Colombia’s El Tiempo has published a letter today written by a Venezuelan migrant called Eli Medina. The letter expressed the melancholy that many Venezuelan families feel, specially around the holidays, about having being forced to separate due to the ongoing crisis.
There are more than three million Venezuelans living abroad, with a large percentage of them leaving the country within the last few years. That figure accounts for approximately 10% of the country’s population.
In the letter, Eli tells his parents–who are still in Venezuela–what it is like to be a migrant. Eli ends the letter with a note of thanks to Colombia for welcoming him and giving him a new home.
Below, my translation of Eli’s letter:
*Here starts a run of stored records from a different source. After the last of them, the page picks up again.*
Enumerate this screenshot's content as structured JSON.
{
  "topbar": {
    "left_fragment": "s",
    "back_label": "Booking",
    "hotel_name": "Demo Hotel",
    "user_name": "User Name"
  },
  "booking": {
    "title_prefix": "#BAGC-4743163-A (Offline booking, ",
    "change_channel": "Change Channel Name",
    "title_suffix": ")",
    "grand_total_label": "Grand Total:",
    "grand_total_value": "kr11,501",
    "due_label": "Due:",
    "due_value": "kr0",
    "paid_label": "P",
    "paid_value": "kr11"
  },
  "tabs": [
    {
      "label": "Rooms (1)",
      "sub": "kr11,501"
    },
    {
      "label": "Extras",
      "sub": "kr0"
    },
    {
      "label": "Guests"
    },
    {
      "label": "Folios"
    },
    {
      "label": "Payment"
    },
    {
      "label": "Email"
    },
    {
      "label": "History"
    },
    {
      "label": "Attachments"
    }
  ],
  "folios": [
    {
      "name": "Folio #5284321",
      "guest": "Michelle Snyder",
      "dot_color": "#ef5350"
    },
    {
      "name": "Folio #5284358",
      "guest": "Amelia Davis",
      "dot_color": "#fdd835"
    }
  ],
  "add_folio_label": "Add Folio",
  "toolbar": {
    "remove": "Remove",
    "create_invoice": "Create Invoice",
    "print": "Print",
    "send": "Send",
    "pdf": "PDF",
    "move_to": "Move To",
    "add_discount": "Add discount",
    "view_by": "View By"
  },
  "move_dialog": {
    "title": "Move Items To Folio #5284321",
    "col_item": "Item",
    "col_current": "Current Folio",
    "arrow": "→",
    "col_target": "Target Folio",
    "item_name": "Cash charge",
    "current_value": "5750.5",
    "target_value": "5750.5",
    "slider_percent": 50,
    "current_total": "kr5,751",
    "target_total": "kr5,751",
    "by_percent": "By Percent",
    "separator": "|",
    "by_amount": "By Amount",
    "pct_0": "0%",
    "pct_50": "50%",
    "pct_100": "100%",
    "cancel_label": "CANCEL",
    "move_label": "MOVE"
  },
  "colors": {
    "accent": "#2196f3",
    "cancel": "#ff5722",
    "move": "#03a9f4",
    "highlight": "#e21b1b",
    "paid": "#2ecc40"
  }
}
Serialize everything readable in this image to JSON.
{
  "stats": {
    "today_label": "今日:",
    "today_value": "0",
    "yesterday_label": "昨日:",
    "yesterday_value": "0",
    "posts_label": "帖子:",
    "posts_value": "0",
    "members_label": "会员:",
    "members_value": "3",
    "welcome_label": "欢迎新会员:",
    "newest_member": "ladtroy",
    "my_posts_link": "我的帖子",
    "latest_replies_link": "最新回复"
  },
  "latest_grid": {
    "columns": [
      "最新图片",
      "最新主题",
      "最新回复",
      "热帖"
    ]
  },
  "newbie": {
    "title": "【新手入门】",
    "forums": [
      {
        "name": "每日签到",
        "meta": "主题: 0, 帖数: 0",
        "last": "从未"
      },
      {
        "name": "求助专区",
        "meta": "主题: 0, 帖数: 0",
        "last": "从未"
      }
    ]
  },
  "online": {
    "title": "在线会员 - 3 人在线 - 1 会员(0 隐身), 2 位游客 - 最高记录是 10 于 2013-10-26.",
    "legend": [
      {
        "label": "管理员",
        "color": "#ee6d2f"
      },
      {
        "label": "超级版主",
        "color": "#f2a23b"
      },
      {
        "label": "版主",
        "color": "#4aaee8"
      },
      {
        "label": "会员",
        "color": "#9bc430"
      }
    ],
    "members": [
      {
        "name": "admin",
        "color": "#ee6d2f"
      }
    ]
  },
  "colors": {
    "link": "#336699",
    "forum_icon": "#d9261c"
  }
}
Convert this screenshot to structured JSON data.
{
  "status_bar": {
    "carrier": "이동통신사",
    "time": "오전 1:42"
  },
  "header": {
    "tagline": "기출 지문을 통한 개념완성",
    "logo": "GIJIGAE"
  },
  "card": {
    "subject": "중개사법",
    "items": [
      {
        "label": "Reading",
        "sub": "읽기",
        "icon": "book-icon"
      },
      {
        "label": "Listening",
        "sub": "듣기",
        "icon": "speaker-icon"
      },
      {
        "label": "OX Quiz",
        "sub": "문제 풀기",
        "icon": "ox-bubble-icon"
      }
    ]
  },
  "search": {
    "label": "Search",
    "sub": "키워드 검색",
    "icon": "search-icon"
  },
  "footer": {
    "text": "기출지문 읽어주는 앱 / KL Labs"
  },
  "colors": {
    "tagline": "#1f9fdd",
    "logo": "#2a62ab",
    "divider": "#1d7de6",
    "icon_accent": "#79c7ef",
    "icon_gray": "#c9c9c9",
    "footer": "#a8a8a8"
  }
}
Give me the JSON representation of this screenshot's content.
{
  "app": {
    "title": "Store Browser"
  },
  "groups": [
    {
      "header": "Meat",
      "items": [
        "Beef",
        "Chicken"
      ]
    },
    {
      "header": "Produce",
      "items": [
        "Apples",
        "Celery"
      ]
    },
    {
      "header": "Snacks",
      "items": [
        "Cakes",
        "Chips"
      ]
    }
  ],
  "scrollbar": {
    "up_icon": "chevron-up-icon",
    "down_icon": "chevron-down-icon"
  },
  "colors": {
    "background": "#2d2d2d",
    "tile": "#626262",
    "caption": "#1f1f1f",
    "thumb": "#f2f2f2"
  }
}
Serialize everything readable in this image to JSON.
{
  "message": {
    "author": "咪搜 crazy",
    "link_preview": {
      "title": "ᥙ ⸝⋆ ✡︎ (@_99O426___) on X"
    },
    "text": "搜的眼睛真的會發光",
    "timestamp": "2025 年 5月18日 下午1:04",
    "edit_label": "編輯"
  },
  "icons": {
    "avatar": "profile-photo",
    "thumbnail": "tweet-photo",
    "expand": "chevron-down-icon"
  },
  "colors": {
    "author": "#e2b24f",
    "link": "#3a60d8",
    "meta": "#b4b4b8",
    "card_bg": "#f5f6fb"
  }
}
Father, other, you made me strong, a fighter, a warrior. If today I am far away from everything that I have known, my home, my family, and the streets of my country it is because life has placed before us a challenge. Every day of my life I work to return a little bit of what you did for me. I trust that time will put everything back in its place.
Crossing the border made me stronger, [and] believe that I was an adult, but the truth is that I am not that strong. Right now I’m crying like a child knowing that Christmas and New Year’s are coming and you are not near me. I think of you every instant, I long for your hugs, your gazes, your love, and our dinners together.
I was used to hearing the gaitas that my father played starting in the first days of December, the parties, the racket. I missed the celebration of the Spirit of Christmas on December 21. Do you remember that? Doors and windows totally open at midnight to let the Spirit fill our homes. There was incense, fruit, the customs of each home. Soon, mom and dad, soon we will see each other again and we will swear to one another that we will not split up like this ever again, we won’t run away, or escape, or miss [each other].
With a suitcase full of illusions, dreams and hopes we left our country with our hearts broken and our foreheads high, to tell the world that we will not surrender and that we will do whatever it takes to survive, that there are more good people than bad and that we left because we couldn’t take it anymore.
It hurts me deeply that these circumstances have separated us so, because we’ve always been so close, but I am keeping a promise I made to you. I am a good man, a good husband, a good father. Your values will be represented in my family even if we are not in our country.
My wife Martha and my son Julian have been my family consolation after having left my beautiful Venezuela. I would give my life for them. For them I leave my house each morning in God’s hands to bring food back to our home. It’s not easy starting from zero, meeting new people, another culture, and be apart from you these days. But we are fighting, and you know that better than anyone.
Soon, mom and dad, soon we will see each other again and we will swear to one another that we will not split up like this ever again, we won’t run away, or escape, or miss [each other].
All of us Venezuelans who live abroad are lying to ourselves if we think that everything is fine, that we don’t have any needs, but I know full well that many wake up with knots in our throats, wanting to fly back to our homes to feel once again that we’re alive.
I felt nostalgic on December 24. I’ve been outside of my country for almost two years. During this time I learned to value having your parents right by you, and I understood what it means to be with family. This will be a strange Christmas. The children won’t run around wearing their new clothes, my friends, cousins and brothers won’t be out on the street. We won’t eat the hallacas, or pan de jamon, chicken salad or pernil for dinner that my mom made. We won’t wait together for the birth of [Jesus] and hug each other at midnight.
I’m sorry to everyone for not being there, for being far away. I’m doing this for you. You are always in my beating heart. You are the engine that drives me to be patient, to wait for the day when we will meet each other again.
This was my second Christmas in Colombia, but the first with my wife and son. Thank you, thank you for welcoming us, for receiving us, for opening doors for us, for your lessons, for the new things like the Day of the Little Candles, the novenas, natilla and buñuelos. [Thank you] for being the place where I now feel safe. Thank you for putting up with me, and for the sunny days. Thank you for not turning your back to us.
Fellow walker, I know that you are tired of going and going. I promise you that one day this will end, don’t be afraid, stay standing. Your attitude is a sign of courage. You’ve made the world understand that you would do anything for your family. You are an example for the whole world.
Thank you Colombia, you are my friends. Merry Christmas to all Colombians and all Venezuelans!
Questions/Comments? E-mail me: email@example.com